Vōx continues to refine her experimental breed of pop music on the thoughtful latest single to be unveiled from her upcoming debut EP, I Was Born. Featuring the gifted Los Angeles singer-songwriter exploring her impressive vocal range atop a spacious, and at times non-existent, production courtesy of Josiah Kosier and Chris Hunt, “I / You” is yet another artful offering from the We Are: The Guard favorite. FFO: FKA Twigs, Imogen Heap.



Rinngs make their debut on We Are: The Guard with the effortless “Cutting the Cloth.” Built using only vocals and percussion, “Cutting the Cloth” is an exquisitely crafted, artful piece of minimalistic pop that Rinngs tell Clash is inspired by “choral music, Indian cartoons, the beats of the 1959 Wurlitzer Side Man and on and on. Lyrically the song explores the themes of desire, ageing, loss, beauty, loneliness and rebellion.” Check it out.



Four months after unveiling her debut single, “Blue Whale,” LUHA returns this May to remind us that she's a force to be reckoned with on the hypnotic “She.” “I have no mercy, I have my plans/I give you life, I take it back again,” warns the Swedish-Filipino chanteuse in the opening verse, which goes from dark, brooding electronic pop beginnings into a chorus built from a cascade of Arabian-like chants.


Until next time. x

Photo” by Brooke Cagle is licensed under CC0 1.0 (cropped and resized).

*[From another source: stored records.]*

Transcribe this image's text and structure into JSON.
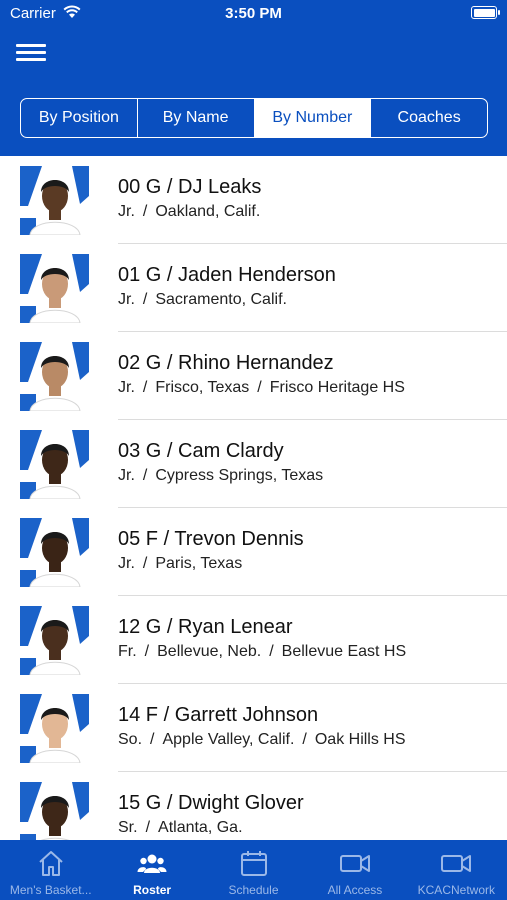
{
  "status_bar": {
    "carrier": "Carrier",
    "time": "3:50 PM"
  },
  "segments": [
    {
      "label": "By Position",
      "active": false
    },
    {
      "label": "By Name",
      "active": false
    },
    {
      "label": "By Number",
      "active": true
    },
    {
      "label": "Coaches",
      "active": false
    }
  ],
  "roster": [
    {
      "title": "00 G / DJ Leaks",
      "details": [
        "Jr.",
        "Oakland, Calif."
      ]
    },
    {
      "title": "01 G / Jaden Henderson",
      "details": [
        "Jr.",
        "Sacramento, Calif."
      ]
    },
    {
      "title": "02 G / Rhino Hernandez",
      "details": [
        "Jr.",
        "Frisco, Texas",
        "Frisco Heritage HS"
      ]
    },
    {
      "title": "03 G / Cam Clardy",
      "details": [
        "Jr.",
        "Cypress Springs, Texas"
      ]
    },
    {
      "title": "05 F / Trevon Dennis",
      "details": [
        "Jr.",
        "Paris, Texas"
      ]
    },
    {
      "title": "12 G / Ryan Lenear",
      "details": [
        "Fr.",
        "Bellevue, Neb.",
        "Bellevue East HS"
      ]
    },
    {
      "title": "14 F / Garrett Johnson",
      "details": [
        "So.",
        "Apple Valley, Calif.",
        "Oak Hills HS"
      ]
    },
    {
      "title": "15 G / Dwight Glover",
      "details": [
        "Sr.",
        "Atlanta, Ga."
      ]
    }
  ],
  "tabs": [
    {
      "label": "Men's Basket...",
      "icon": "home-icon",
      "active": false
    },
    {
      "label": "Roster",
      "icon": "people-icon",
      "active": true
    },
    {
      "label": "Schedule",
      "icon": "calendar-icon",
      "active": false
    },
    {
      "label": "All Access",
      "icon": "video-icon",
      "active": false
    },
    {
      "label": "KCACNetwork",
      "icon": "video-icon",
      "active": false
    }
  ],
  "colors": {
    "brand_blue": "#0a4fbf",
    "inactive_tab": "#9bb8e8"
  }
}
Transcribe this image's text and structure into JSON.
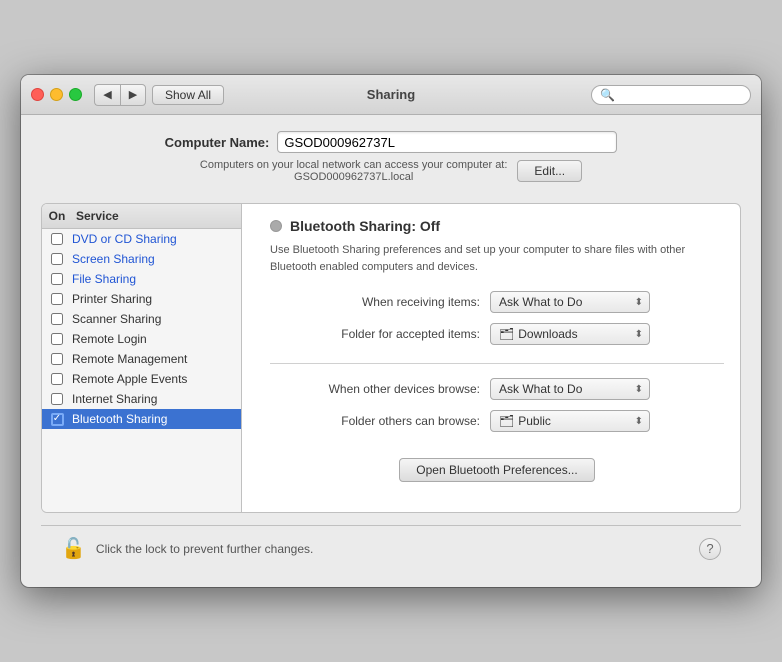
{
  "window": {
    "title": "Sharing"
  },
  "titlebar": {
    "back_label": "◀",
    "forward_label": "▶",
    "show_all_label": "Show All",
    "search_placeholder": ""
  },
  "computer_name": {
    "label": "Computer Name:",
    "value": "GSOD000962737L",
    "info_line1": "Computers on your local network can access your computer at:",
    "info_line2": "GSOD000962737L.local",
    "local_link": "local",
    "edit_label": "Edit..."
  },
  "services": {
    "col_on": "On",
    "col_service": "Service",
    "items": [
      {
        "name": "DVD or CD Sharing",
        "checked": false,
        "selected": false
      },
      {
        "name": "Screen Sharing",
        "checked": false,
        "selected": false
      },
      {
        "name": "File Sharing",
        "checked": false,
        "selected": false
      },
      {
        "name": "Printer Sharing",
        "checked": false,
        "selected": false
      },
      {
        "name": "Scanner Sharing",
        "checked": false,
        "selected": false
      },
      {
        "name": "Remote Login",
        "checked": false,
        "selected": false
      },
      {
        "name": "Remote Management",
        "checked": false,
        "selected": false
      },
      {
        "name": "Remote Apple Events",
        "checked": false,
        "selected": false
      },
      {
        "name": "Internet Sharing",
        "checked": false,
        "selected": false
      },
      {
        "name": "Bluetooth Sharing",
        "checked": true,
        "selected": true
      }
    ]
  },
  "detail": {
    "title": "Bluetooth Sharing: Off",
    "description": "Use Bluetooth Sharing preferences and set up your computer to share files\nwith other Bluetooth enabled computers and devices.",
    "when_receiving_label": "When receiving items:",
    "when_receiving_value": "Ask What to Do",
    "folder_accepted_label": "Folder for accepted items:",
    "folder_accepted_icon": "🗂",
    "folder_accepted_value": "Downloads",
    "when_browse_label": "When other devices browse:",
    "when_browse_value": "Ask What to Do",
    "folder_browse_label": "Folder others can browse:",
    "folder_browse_icon": "🗂",
    "folder_browse_value": "Public",
    "open_prefs_label": "Open Bluetooth Preferences..."
  },
  "bottom": {
    "lock_text": "Click the lock to prevent further changes.",
    "help_label": "?"
  }
}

Jess Grant is a frustrated writer hailing from London, England. When she isn't tasked with disentangling her thoughts from her brain and putting them on paper, Jess can generally be found listening to The Beatles, or cooking vegetarian food.